#### [WHAT THIS TASK INVOLVES]
The whole listing is to be restated, character for character.

#### [EXTRACTED RECORDS]
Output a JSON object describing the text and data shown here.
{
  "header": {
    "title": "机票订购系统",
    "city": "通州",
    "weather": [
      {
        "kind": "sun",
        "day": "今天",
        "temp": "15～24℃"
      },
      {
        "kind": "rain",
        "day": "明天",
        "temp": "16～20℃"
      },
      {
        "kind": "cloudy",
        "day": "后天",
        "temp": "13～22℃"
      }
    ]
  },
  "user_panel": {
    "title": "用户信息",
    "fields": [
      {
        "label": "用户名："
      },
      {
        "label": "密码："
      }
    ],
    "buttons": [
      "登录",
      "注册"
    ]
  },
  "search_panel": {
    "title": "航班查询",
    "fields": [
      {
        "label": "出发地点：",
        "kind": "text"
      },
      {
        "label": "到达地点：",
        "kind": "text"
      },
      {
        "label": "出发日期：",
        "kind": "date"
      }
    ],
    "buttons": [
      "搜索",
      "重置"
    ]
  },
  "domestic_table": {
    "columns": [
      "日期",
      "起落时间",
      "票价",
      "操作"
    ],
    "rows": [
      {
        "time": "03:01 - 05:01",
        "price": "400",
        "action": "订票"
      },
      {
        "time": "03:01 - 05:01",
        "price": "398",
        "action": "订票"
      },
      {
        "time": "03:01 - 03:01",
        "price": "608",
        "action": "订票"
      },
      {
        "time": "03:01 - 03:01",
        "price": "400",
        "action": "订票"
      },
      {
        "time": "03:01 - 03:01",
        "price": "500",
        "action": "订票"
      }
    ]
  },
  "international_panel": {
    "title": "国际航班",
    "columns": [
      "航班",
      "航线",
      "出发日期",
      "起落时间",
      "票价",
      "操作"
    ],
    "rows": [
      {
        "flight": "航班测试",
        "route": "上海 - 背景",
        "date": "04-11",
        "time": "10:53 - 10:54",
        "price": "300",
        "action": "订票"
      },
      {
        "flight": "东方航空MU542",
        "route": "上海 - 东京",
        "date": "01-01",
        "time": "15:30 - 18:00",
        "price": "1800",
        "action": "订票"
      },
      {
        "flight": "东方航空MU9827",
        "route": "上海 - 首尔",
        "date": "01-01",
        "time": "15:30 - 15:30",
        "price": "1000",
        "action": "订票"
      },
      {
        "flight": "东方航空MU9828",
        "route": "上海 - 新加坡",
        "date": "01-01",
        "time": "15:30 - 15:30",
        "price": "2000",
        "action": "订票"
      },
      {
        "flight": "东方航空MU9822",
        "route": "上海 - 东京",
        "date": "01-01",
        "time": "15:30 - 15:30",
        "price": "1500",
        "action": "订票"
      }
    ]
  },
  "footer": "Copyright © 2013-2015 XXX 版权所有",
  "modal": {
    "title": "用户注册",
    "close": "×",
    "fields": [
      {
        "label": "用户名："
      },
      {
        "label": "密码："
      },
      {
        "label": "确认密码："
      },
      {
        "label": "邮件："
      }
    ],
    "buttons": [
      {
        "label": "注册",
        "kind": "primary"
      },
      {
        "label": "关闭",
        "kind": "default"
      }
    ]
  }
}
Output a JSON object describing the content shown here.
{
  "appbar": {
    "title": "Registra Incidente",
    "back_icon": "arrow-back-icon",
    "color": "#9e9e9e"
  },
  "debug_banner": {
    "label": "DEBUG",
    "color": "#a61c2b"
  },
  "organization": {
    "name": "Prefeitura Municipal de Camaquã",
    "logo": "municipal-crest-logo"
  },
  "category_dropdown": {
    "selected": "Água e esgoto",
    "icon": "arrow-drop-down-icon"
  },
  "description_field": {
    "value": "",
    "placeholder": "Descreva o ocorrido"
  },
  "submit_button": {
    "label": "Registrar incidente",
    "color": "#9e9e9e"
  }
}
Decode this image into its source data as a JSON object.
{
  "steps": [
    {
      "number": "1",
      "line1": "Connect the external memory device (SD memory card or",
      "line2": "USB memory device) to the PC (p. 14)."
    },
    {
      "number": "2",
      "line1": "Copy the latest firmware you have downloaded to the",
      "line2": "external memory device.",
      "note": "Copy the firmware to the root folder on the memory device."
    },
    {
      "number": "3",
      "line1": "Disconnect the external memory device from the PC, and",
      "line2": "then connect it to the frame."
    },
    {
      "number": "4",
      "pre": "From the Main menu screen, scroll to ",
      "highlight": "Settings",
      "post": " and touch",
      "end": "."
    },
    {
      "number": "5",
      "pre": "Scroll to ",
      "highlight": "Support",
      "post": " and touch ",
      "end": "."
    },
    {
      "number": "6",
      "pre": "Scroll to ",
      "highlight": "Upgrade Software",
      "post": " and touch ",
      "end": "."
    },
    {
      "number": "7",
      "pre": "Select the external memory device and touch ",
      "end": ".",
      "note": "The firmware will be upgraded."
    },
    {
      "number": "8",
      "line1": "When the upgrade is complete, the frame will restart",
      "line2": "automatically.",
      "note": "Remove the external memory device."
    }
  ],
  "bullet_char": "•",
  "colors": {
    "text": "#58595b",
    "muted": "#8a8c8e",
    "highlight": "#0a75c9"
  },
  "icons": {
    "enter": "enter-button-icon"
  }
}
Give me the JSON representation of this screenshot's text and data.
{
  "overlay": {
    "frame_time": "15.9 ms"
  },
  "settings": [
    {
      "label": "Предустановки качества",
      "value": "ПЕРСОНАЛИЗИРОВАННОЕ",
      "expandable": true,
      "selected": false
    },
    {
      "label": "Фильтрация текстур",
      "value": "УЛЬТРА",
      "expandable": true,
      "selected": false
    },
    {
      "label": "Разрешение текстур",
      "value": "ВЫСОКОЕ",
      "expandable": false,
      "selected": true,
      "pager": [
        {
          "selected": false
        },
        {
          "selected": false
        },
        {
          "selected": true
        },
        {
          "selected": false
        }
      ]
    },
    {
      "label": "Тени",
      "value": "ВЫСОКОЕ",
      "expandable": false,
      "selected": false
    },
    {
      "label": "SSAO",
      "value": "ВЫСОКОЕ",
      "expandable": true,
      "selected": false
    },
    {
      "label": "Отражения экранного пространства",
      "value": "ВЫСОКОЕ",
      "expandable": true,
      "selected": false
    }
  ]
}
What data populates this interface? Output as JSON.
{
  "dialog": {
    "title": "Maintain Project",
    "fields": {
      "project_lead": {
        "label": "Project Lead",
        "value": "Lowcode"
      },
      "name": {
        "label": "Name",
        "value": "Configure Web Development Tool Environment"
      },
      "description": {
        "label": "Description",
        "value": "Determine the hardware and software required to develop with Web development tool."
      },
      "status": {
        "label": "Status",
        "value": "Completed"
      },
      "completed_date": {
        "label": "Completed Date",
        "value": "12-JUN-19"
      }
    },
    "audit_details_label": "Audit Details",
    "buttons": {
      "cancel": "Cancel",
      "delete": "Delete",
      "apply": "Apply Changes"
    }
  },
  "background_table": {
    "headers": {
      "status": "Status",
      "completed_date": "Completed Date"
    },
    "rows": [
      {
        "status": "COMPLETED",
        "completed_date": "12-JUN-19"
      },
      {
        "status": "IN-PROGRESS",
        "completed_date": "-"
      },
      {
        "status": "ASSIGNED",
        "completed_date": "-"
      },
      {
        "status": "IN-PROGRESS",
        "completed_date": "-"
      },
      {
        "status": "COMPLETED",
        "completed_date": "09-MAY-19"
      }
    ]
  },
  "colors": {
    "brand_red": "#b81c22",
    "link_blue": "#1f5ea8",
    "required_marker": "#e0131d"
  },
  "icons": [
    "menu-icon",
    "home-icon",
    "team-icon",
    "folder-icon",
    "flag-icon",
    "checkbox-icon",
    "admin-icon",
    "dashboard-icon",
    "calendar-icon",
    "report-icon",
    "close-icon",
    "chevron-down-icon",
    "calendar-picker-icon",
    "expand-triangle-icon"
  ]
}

#### [ANSWER FOR THIS EXERCISE]
Output a JSON object describing the text and data shown here.
{
  "header": {
    "title": "机票订购系统",
    "city": "通州",
    "weather": [
      {
        "kind": "sun",
        "day": "今天",
        "temp": "15～24℃"
      },
      {
        "kind": "rain",
        "day": "明天",
        "temp": "16～20℃"
      },
      {
        "kind": "cloudy",
        "day": "后天",
        "temp": "13～22℃"
      }
    ]
  },
  "user_panel": {
    "title": "用户信息",
    "fields": [
      {
        "label": "用户名："
      },
      {
        "label": "密码："
      }
    ],
    "buttons": [
      "登录",
      "注册"
    ]
  },
  "search_panel": {
    "title": "航班查询",
    "fields": [
      {
        "label": "出发地点：",
        "kind": "text"
      },
      {
        "label": "到达地点：",
        "kind": "text"
      },
      {
        "label": "出发日期：",
        "kind": "date"
      }
    ],
    "buttons": [
      "搜索",
      "重置"
    ]
  },
  "domestic_table": {
    "columns": [
      "日期",
      "起落时间",
      "票价",
      "操作"
    ],
    "rows": [
      {
        "time": "03:01 - 05:01",
        "price": "400",
        "action": "订票"
      },
      {
        "time": "03:01 - 05:01",
        "price": "398",
        "action": "订票"
      },
      {
        "time": "03:01 - 03:01",
        "price": "608",
        "action": "订票"
      },
      {
        "time": "03:01 - 03:01",
        "price": "400",
        "action": "订票"
      },
      {
        "time": "03:01 - 03:01",
        "price": "500",
        "action": "订票"
      }
    ]
  },
  "international_panel": {
    "title": "国际航班",
    "columns": [
      "航班",
      "航线",
      "出发日期",
      "起落时间",
      "票价",
      "操作"
    ],
    "rows": [
      {
        "flight": "航班测试",
        "route": "上海 - 背景",
        "date": "04-11",
        "time": "10:53 - 10:54",
        "price": "300",
        "action": "订票"
      },
      {
        "flight": "东方航空MU542",
        "route": "上海 - 东京",
        "date": "01-01",
        "time": "15:30 - 18:00",
        "price": "1800",
        "action": "订票"
      },
      {
        "flight": "东方航空MU9827",
        "route": "上海 - 首尔",
        "date": "01-01",
        "time": "15:30 - 15:30",
        "price": "1000",
        "action": "订票"
      },
      {
        "flight": "东方航空MU9828",
        "route": "上海 - 新加坡",
        "date": "01-01",
        "time": "15:30 - 15:30",
        "price": "2000",
        "action": "订票"
      },
      {
        "flight": "东方航空MU9822",
        "route": "上海 - 东京",
        "date": "01-01",
        "time": "15:30 - 15:30",
        "price": "1500",
        "action": "订票"
      }
    ]
  },
  "footer": "Copyright © 2013-2015 XXX 版权所有",
  "modal": {
    "title": "用户注册",
    "close": "×",
    "fields": [
      {
        "label": "用户名："
      },
      {
        "label": "密码："
      },
      {
        "label": "确认密码："
      },
      {
        "label": "邮件："
      }
    ],
    "buttons": [
      {
        "label": "注册",
        "kind": "primary"
      },
      {
        "label": "关闭",
        "kind": "default"
      }
    ]
  }
}
Output a JSON object describing the content shown here.
{
  "appbar": {
    "title": "Registra Incidente",
    "back_icon": "arrow-back-icon",
    "color": "#9e9e9e"
  },
  "debug_banner": {
    "label": "DEBUG",
    "color": "#a61c2b"
  },
  "organization": {
    "name": "Prefeitura Municipal de Camaquã",
    "logo": "municipal-crest-logo"
  },
  "category_dropdown": {
    "selected": "Água e esgoto",
    "icon": "arrow-drop-down-icon"
  },
  "description_field": {
    "value": "",
    "placeholder": "Descreva o ocorrido"
  },
  "submit_button": {
    "label": "Registrar incidente",
    "color": "#9e9e9e"
  }
}
Decode this image into its source data as a JSON object.
{
  "steps": [
    {
      "number": "1",
      "line1": "Connect the external memory device (SD memory card or",
      "line2": "USB memory device) to the PC (p. 14)."
    },
    {
      "number": "2",
      "line1": "Copy the latest firmware you have downloaded to the",
      "line2": "external memory device.",
      "note": "Copy the firmware to the root folder on the memory device."
    },
    {
      "number": "3",
      "line1": "Disconnect the external memory device from the PC, and",
      "line2": "then connect it to the frame."
    },
    {
      "number": "4",
      "pre": "From the Main menu screen, scroll to ",
      "highlight": "Settings",
      "post": " and touch",
      "end": "."
    },
    {
      "number": "5",
      "pre": "Scroll to ",
      "highlight": "Support",
      "post": " and touch ",
      "end": "."
    },
    {
      "number": "6",
      "pre": "Scroll to ",
      "highlight": "Upgrade Software",
      "post": " and touch ",
      "end": "."
    },
    {
      "number": "7",
      "pre": "Select the external memory device and touch ",
      "end": ".",
      "note": "The firmware will be upgraded."
    },
    {
      "number": "8",
      "line1": "When the upgrade is complete, the frame will restart",
      "line2": "automatically.",
      "note": "Remove the external memory device."
    }
  ],
  "bullet_char": "•",
  "colors": {
    "text": "#58595b",
    "muted": "#8a8c8e",
    "highlight": "#0a75c9"
  },
  "icons": {
    "enter": "enter-button-icon"
  }
}
Give me the JSON representation of this screenshot's text and data.
{
  "overlay": {
    "frame_time": "15.9 ms"
  },
  "settings": [
    {
      "label": "Предустановки качества",
      "value": "ПЕРСОНАЛИЗИРОВАННОЕ",
      "expandable": true,
      "selected": false
    },
    {
      "label": "Фильтрация текстур",
      "value": "УЛЬТРА",
      "expandable": true,
      "selected": false
    },
    {
      "label": "Разрешение текстур",
      "value": "ВЫСОКОЕ",
      "expandable": false,
      "selected": true,
      "pager": [
        {
          "selected": false
        },
        {
          "selected": false
        },
        {
          "selected": true
        },
        {
          "selected": false
        }
      ]
    },
    {
      "label": "Тени",
      "value": "ВЫСОКОЕ",
      "expandable": false,
      "selected": false
    },
    {
      "label": "SSAO",
      "value": "ВЫСОКОЕ",
      "expandable": true,
      "selected": false
    },
    {
      "label": "Отражения экранного пространства",
      "value": "ВЫСОКОЕ",
      "expandable": true,
      "selected": false
    }
  ]
}
What data populates this interface? Output as JSON.
{
  "dialog": {
    "title": "Maintain Project",
    "fields": {
      "project_lead": {
        "label": "Project Lead",
        "value": "Lowcode"
      },
      "name": {
        "label": "Name",
        "value": "Configure Web Development Tool Environment"
      },
      "description": {
        "label": "Description",
        "value": "Determine the hardware and software required to develop with Web development tool."
      },
      "status": {
        "label": "Status",
        "value": "Completed"
      },
      "completed_date": {
        "label": "Completed Date",
        "value": "12-JUN-19"
      }
    },
    "audit_details_label": "Audit Details",
    "buttons": {
      "cancel": "Cancel",
      "delete": "Delete",
      "apply": "Apply Changes"
    }
  },
  "background_table": {
    "headers": {
      "status": "Status",
      "completed_date": "Completed Date"
    },
    "rows": [
      {
        "status": "COMPLETED",
        "completed_date": "12-JUN-19"
      },
      {
        "status": "IN-PROGRESS",
        "completed_date": "-"
      },
      {
        "status": "ASSIGNED",
        "completed_date": "-"
      },
      {
        "status": "IN-PROGRESS",
        "completed_date": "-"
      },
      {
        "status": "COMPLETED",
        "completed_date": "09-MAY-19"
      }
    ]
  },
  "colors": {
    "brand_red": "#b81c22",
    "link_blue": "#1f5ea8",
    "required_marker": "#e0131d"
  },
  "icons": [
    "menu-icon",
    "home-icon",
    "team-icon",
    "folder-icon",
    "flag-icon",
    "checkbox-icon",
    "admin-icon",
    "dashboard-icon",
    "calendar-icon",
    "report-icon",
    "close-icon",
    "chevron-down-icon",
    "calendar-picker-icon",
    "expand-triangle-icon"
  ]
}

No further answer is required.